Since I began working with metal roughly a decade ago, my primary cutoff tool has been a hacksaw. Since my projects are typically small, this has been adequate, and with a high-quality 14TPI blade I have generally been able to cut pieces of steel up to 1/2" by 4" in cross-section without issue. However, some projects have required thicker stock or numerous cuts; in these cases the use of a hacksaw is tedious and fatiguing, so for this purpose I bought a small metal-cutting bandsaw from Harbor Freight. The saw itself is of surprisingly high quality, but the original stand was made of sheet metal and was unstable to the point of being dangerous, so I decided to build a replacement out of yellow pine, which can be seen above.
The triangular footprint of the stand allows the user to stand close to the saw, which is necessary when the saw is used in its vertical configuration. Furthermore, since the weight of the saw is centered to the rear (due to the weight of the motor), a wide support is unnecessary in the front. Like the original stand, this version has rigid casters mounted in the back, allowing the saw to move freely when the front end is lifted. The construction is fairly ordinary, with the exception being the use of dowels as anchor points for the screws which hold the joints together. These would otherwise be driven into end-grain, providing an unreliable joint. The finish is simple as well, consisting of a single coat of varnish, which I kept thin to avoid having metal chips become embedded later on.

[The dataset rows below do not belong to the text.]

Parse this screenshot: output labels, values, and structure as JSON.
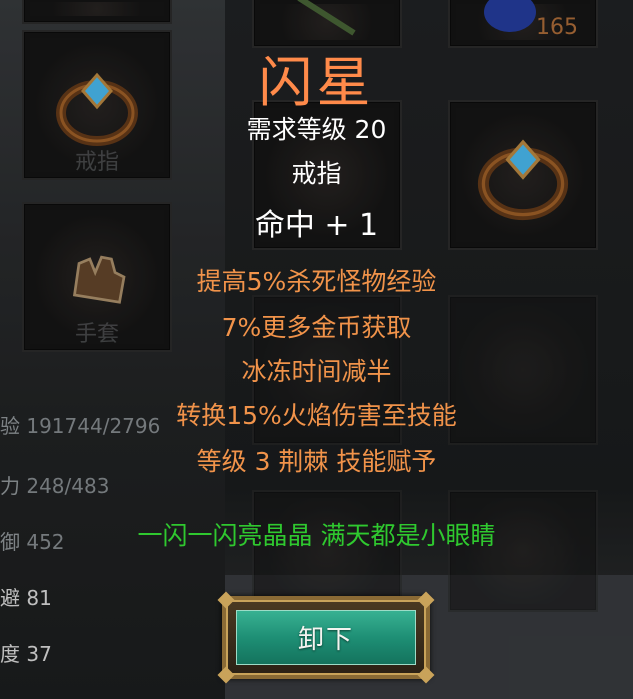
{
  "item": {
    "name": "闪星",
    "requirement": "需求等级 20",
    "type": "戒指",
    "base_stat": "命中 + 1",
    "affixes": [
      "提高5%杀死怪物经验",
      "7%更多金币获取",
      "冰冻时间减半",
      "转换15%火焰伤害至技能",
      "等级 3 荆棘 技能赋予"
    ],
    "flavor": "一闪一闪亮晶晶 满天都是小眼睛"
  },
  "inventory": {
    "potion_count": "165",
    "slot_labels": [
      "戒指",
      "手套"
    ]
  },
  "stats": [
    {
      "label": "验",
      "value": "191744/2796"
    },
    {
      "label": "力",
      "value": "248/483"
    },
    {
      "label": "御",
      "value": "452"
    },
    {
      "label": "避",
      "value": "81"
    },
    {
      "label": "度",
      "value": "37"
    }
  ],
  "actions": {
    "unequip_label": "卸下"
  },
  "colors": {
    "title": "#ff8a4a",
    "affix": "#f1934a",
    "flavor": "#2fc92f",
    "button": "#1e8f75"
  },
  "icons": [
    "ring-icon",
    "glove-icon",
    "potion-icon",
    "weapon-icon"
  ]
}
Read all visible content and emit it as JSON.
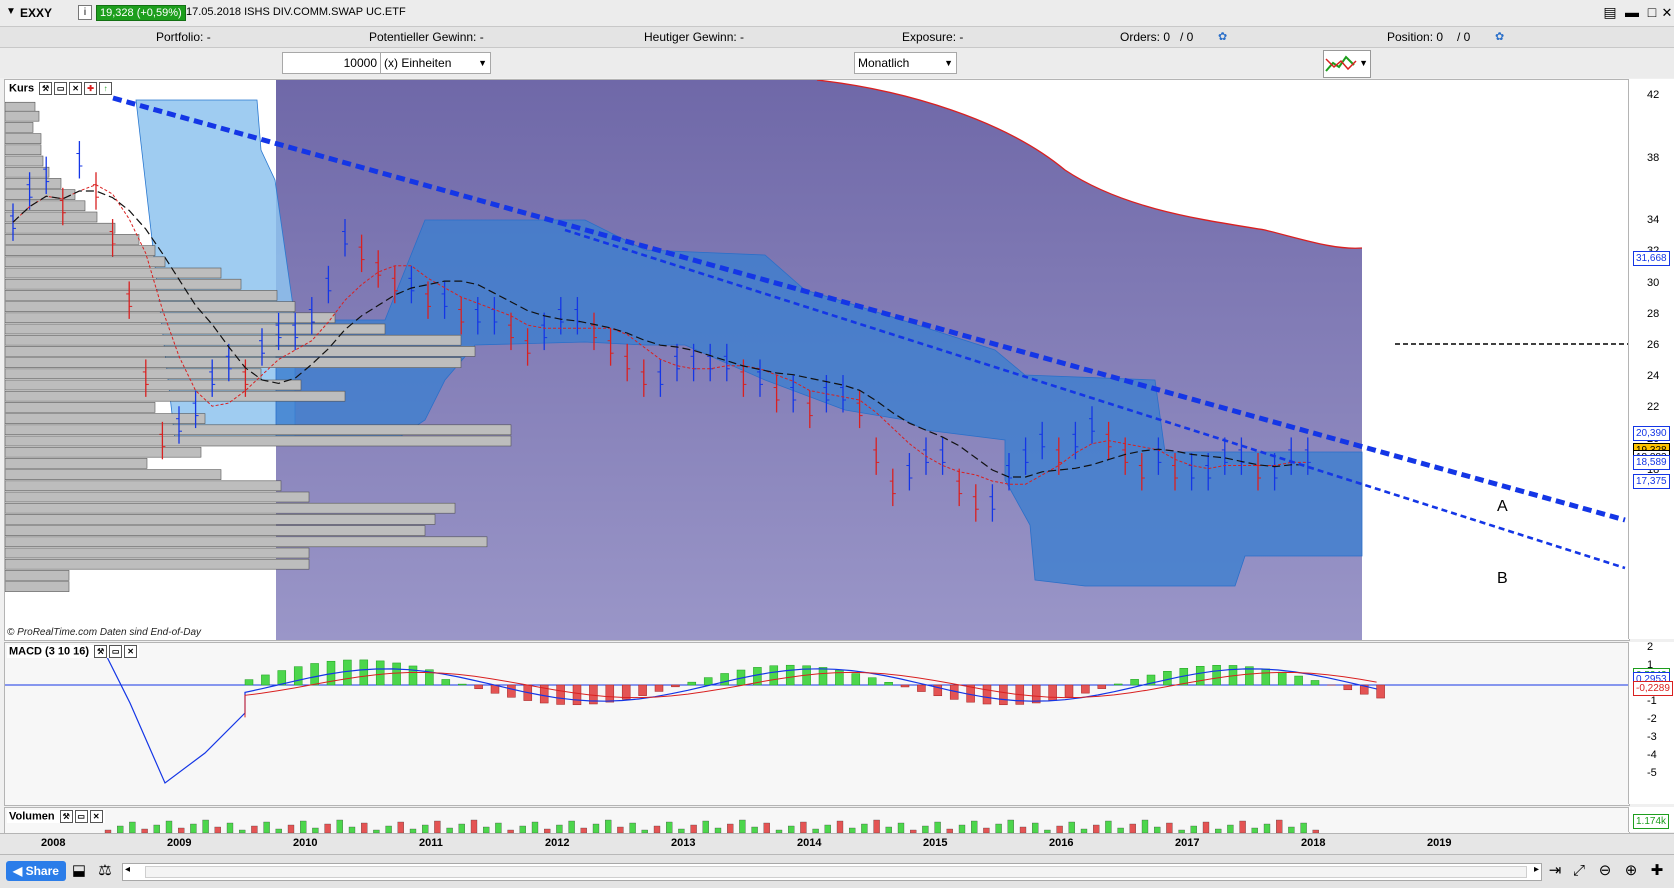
{
  "topbar": {
    "symbol": "EXXY",
    "info_glyph": "i",
    "price_badge": "19,328 (+0,59%)",
    "title": "17.05.2018 ISHS DIV.COMM.SWAP UC.ETF",
    "icons": [
      "menu-icon",
      "minimize-icon",
      "maximize-icon",
      "close-icon"
    ]
  },
  "info_row": {
    "portfolio_label": "Portfolio: -",
    "potential_gain_label": "Potentieller Gewinn: -",
    "today_gain_label": "Heutiger Gewinn: -",
    "exposure_label": "Exposure: -",
    "orders_label": "Orders: 0",
    "orders_sep": "/ 0",
    "position_label": "Position: 0",
    "position_sep": "/ 0"
  },
  "controls": {
    "quantity_value": "10000",
    "unit_select": "(x) Einheiten",
    "period_select": "Monatlich"
  },
  "price_pane": {
    "label": "Kurs",
    "footer_text": "© ProRealTime.com  Daten sind End-of-Day",
    "annotation_a": "A",
    "annotation_b": "B",
    "y_ticks": [
      "42",
      "38",
      "34",
      "32",
      "30",
      "28",
      "26",
      "24",
      "22",
      "20",
      "18"
    ],
    "price_labels": [
      "31,668",
      "20,390",
      "19,328",
      "18,883",
      "18,589",
      "17,375"
    ],
    "accent_colors": {
      "blue_trend": "#1436e6",
      "upper_band": "#d92020",
      "cloud": "#3b7fd0",
      "cloud_light": "#8ec3ef",
      "background": "#7c78b4"
    }
  },
  "macd_pane": {
    "label": "MACD (3 10 16)",
    "y_ticks": [
      "2",
      "1",
      "0",
      "-1",
      "-2",
      "-3",
      "-4",
      "-5"
    ],
    "value_labels": [
      "0,5242",
      "0,2953",
      "-0,2289"
    ]
  },
  "volume_pane": {
    "label": "Volumen",
    "value_label": "1.174k"
  },
  "x_axis": {
    "years": [
      "2008",
      "2009",
      "2010",
      "2011",
      "2012",
      "2013",
      "2014",
      "2015",
      "2016",
      "2017",
      "2018",
      "2019"
    ]
  },
  "bottombar": {
    "share_label": "Share",
    "icons": [
      "layout-icon",
      "scale-icon",
      "scroll-left-icon",
      "scroll-right-icon",
      "zoom-icon",
      "zoom-in-icon",
      "zoom-out-icon",
      "crosshair-icon"
    ]
  }
}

In use, this new stand is practical and convenient, and has no tendency to tip back when the blade is lifted. It is vulnerable to tipping sideways, however, so for cutting long stock an external support is necessary for the workpiece. Overall this is a simple yet functional improvement to an otherwise ideal saw for the scale of work that I do.